Welcome to the Viking Hall
A unique reconstruction of a great mead hall from the Viking Age!
The Viking Hall is a reconstruction of a great mead hall from the Viking Age. In 2007, archaeologists found imprints of such halls at Borre, strengthening Borre’s position as a centre of power, even before the Viking Age.
When reconstructing such a hall, the first issue is that we do not know what they looked like! The Viking Hall is therefore constructed from archaeological theories, and mythical sources such as the epic of Beowulf has been taken into account. Major parts of the theory, which has given the Hall it’s characteristic tall and pointed construction, is that these halls were the predecessors to the later stave churches, as well as archaelogical evidence from similar finds, where the pillar holes in the middle part of the halls are especially deep. The result is a majestic, interesting and completely unique building.
On the exterior, shingles have been carefully laid and tarred, and beautiful wood carvings adorn the upper walls and the entrance
In the interior, the Hall is furnished with a fireplace, benches, and tables with hand-carved supports. The exquisite carvings on the pillars each tell their own story, which together create the backround for the hall. The stories were myths already in the Viking Age, and perhaps these very stories were told in the halls at Borre 1000 years ago!
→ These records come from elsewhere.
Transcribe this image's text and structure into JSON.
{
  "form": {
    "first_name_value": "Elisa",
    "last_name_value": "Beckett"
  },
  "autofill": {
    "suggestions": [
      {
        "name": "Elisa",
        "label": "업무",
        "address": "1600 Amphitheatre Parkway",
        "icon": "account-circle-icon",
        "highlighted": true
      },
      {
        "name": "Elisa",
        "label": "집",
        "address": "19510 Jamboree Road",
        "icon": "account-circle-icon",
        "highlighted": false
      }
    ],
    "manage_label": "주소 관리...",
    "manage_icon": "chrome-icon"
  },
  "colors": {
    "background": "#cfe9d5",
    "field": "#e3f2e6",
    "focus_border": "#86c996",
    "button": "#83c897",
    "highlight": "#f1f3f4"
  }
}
The carvings are done by hand, with machines used only to create depth, and are carved in Vestfold-style, based mainly on finds from Oseberg.
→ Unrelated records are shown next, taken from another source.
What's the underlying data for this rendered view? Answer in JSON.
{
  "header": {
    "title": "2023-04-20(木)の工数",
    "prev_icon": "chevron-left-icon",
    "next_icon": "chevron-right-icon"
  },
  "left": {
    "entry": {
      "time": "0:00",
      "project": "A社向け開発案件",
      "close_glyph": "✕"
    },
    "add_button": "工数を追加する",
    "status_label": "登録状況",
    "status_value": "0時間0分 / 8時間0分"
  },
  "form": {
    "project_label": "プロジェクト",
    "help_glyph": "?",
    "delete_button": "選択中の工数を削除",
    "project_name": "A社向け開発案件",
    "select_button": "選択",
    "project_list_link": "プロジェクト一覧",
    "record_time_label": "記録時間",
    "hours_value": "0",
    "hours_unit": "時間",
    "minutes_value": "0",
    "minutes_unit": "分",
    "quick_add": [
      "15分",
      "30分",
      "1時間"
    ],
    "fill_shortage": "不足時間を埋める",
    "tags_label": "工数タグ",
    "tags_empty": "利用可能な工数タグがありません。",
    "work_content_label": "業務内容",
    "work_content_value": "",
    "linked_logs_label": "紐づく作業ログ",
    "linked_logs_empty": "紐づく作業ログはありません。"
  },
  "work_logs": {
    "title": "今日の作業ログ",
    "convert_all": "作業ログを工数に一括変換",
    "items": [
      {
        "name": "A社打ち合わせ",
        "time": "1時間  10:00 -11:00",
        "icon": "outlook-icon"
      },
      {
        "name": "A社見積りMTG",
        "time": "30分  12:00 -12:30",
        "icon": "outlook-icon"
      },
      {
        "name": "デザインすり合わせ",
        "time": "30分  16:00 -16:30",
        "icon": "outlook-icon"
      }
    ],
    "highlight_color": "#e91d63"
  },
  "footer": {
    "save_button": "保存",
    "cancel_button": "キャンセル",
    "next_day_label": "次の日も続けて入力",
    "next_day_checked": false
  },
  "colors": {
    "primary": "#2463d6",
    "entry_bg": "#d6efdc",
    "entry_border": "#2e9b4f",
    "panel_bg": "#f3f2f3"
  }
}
Many parts of the building are processed by hand, using traditional tools. Nearly 2800 square metres have been given a close to authentic look, and we applaud the skill, effort and heart put into the work.
Ceramics and beautiful Viking drinking glasses are used for serving, and pelts from Spælsau, an ancient Norwegian race of sheep, gives comfort to the benches.
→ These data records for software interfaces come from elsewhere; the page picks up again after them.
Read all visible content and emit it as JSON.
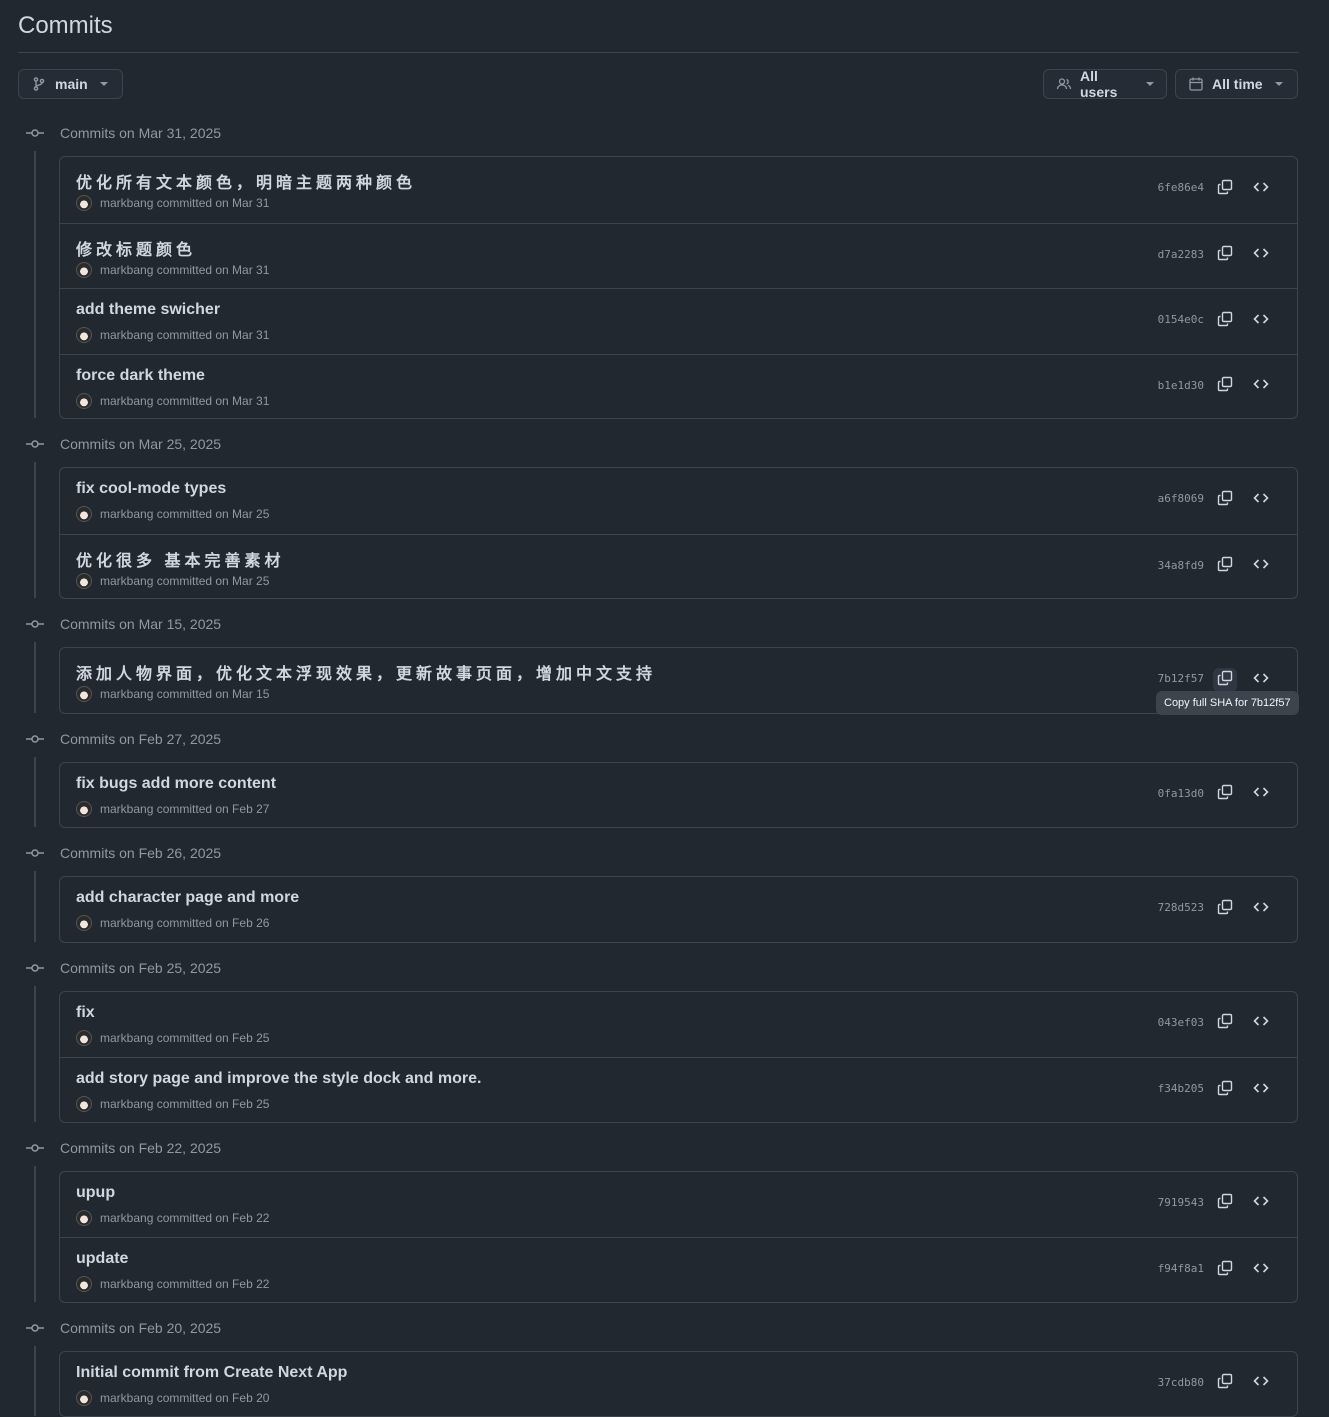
{
  "page": {
    "title": "Commits"
  },
  "branch": {
    "label": "main"
  },
  "filters": {
    "users_label": "All users",
    "time_label": "All time"
  },
  "tooltip": {
    "text": "Copy full SHA for 7b12f57"
  },
  "groups": [
    {
      "heading": "Commits on Mar 31, 2025",
      "commits": [
        {
          "message": "优化所有文本颜色，明暗主题两种颜色",
          "meta": "markbang committed on Mar 31",
          "sha": "6fe86e4"
        },
        {
          "message": "修改标题颜色",
          "meta": "markbang committed on Mar 31",
          "sha": "d7a2283"
        },
        {
          "message": "add theme swicher",
          "meta": "markbang committed on Mar 31",
          "sha": "0154e0c"
        },
        {
          "message": "force dark theme",
          "meta": "markbang committed on Mar 31",
          "sha": "b1e1d30"
        }
      ]
    },
    {
      "heading": "Commits on Mar 25, 2025",
      "commits": [
        {
          "message": "fix cool-mode types",
          "meta": "markbang committed on Mar 25",
          "sha": "a6f8069"
        },
        {
          "message": "优化很多 基本完善素材",
          "meta": "markbang committed on Mar 25",
          "sha": "34a8fd9"
        }
      ]
    },
    {
      "heading": "Commits on Mar 15, 2025",
      "commits": [
        {
          "message": "添加人物界面，优化文本浮现效果，更新故事页面，增加中文支持",
          "meta": "markbang committed on Mar 15",
          "sha": "7b12f57"
        }
      ]
    },
    {
      "heading": "Commits on Feb 27, 2025",
      "commits": [
        {
          "message": "fix bugs add more content",
          "meta": "markbang committed on Feb 27",
          "sha": "0fa13d0"
        }
      ]
    },
    {
      "heading": "Commits on Feb 26, 2025",
      "commits": [
        {
          "message": "add character page and more",
          "meta": "markbang committed on Feb 26",
          "sha": "728d523"
        }
      ]
    },
    {
      "heading": "Commits on Feb 25, 2025",
      "commits": [
        {
          "message": "fix",
          "meta": "markbang committed on Feb 25",
          "sha": "043ef03"
        },
        {
          "message": "add story page and improve the style dock and more.",
          "meta": "markbang committed on Feb 25",
          "sha": "f34b205"
        }
      ]
    },
    {
      "heading": "Commits on Feb 22, 2025",
      "commits": [
        {
          "message": "upup",
          "meta": "markbang committed on Feb 22",
          "sha": "7919543"
        },
        {
          "message": "update",
          "meta": "markbang committed on Feb 22",
          "sha": "f94f8a1"
        }
      ]
    },
    {
      "heading": "Commits on Feb 20, 2025",
      "commits": [
        {
          "message": "Initial commit from Create Next App",
          "meta": "markbang committed on Feb 20",
          "sha": "37cdb80"
        }
      ]
    }
  ]
}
The decoration of the Hall is not finished, and we are always looking for new ways to improve it!
We find these kind of buildings from about 300 AD and onwards. They usually consist of one large room, where the fireplace was the central source of heating and light. Artifacts found in these halls indicate that they have had an official function. Common finds are exclusive drinking glasses, weapons, gold and other items that differ from everyday life.
The hall can be seen as a ceremonial room, serving the purpose of expressing and maintaining the importance of the lineage. Weddings have probably been held here, as well as funerals, where property and inheritance were transferred to through generations.
Tickets to the museum are also valid for the Viking Hall.
The Hall can be rented for company gatherings, birthdays, weddings and other big occasions.
Welcome to the Viking Hall!